            Last week I was talking about an increasing trend that we are seeing in cases that come through our office- grandparents who are paying for college, daycare and camp expenses for their grandchildren.  I told you that there is a danger for some who could be headed for financial ruin.  How so?

            The cost of long term care for the grandparent must be considered.  Do the grandparents have a plan in place to pay for their own long term care should the need arise?  Or could they run out of money?  At a cost of $150,000 or more for 24/7 round the clock care an extended period of years spending that kind of money could, for some, cause them to run out of money.  If they don’t have long term care insurance then the Medicaid program that covers nursing home level care would be in the picture.

            So what’s the problem?  Well, if you are paying for the needs of child or grandchild – such as college, daycare or camp – that is considered a transfer for less than fair value.  The money is being spent but the payer is not receiving something of equal fair market value back in product or service.  The grandchild is receiving the actual service.  The child, who has a legal obligation to support the grandchild is receiving a benefit.

            However, as it relates to the grandparent the expense is for someone else, not the grandparent.  That’s what makes it a transfer for less than fair value and thus subject to Medicaid’s 5 year lookback and Medicaid penalty rules.  Even in the case of college 529 plans, they are a problem for Medicaid since most contributions aren’t treated as a completed transfer.  (See my posts of 3-28-16 and 4-4-16.)

            For many grandparents who are still healthy it is their pleasure to be able to assist their children and grandchildren in this way.  But, 5 years is a long time and who knows whether a need for care could arise suddenly 2 or 3 or 4 years later?  If Medicaid is needed but is not an option it could be a financial disaster for the entire family.
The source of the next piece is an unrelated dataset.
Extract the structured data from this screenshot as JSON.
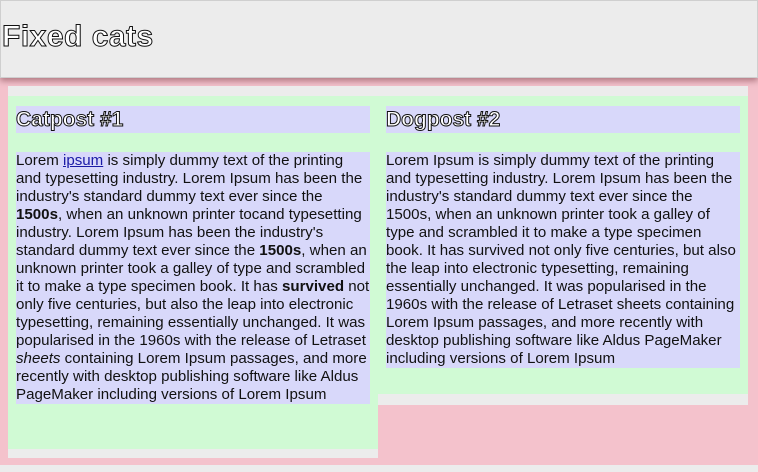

            Is there a way out of this dilemma?  With some planning ahead the answer is “yes”.  You can “have your cake and eat it to”.  I’ll tell you more next week.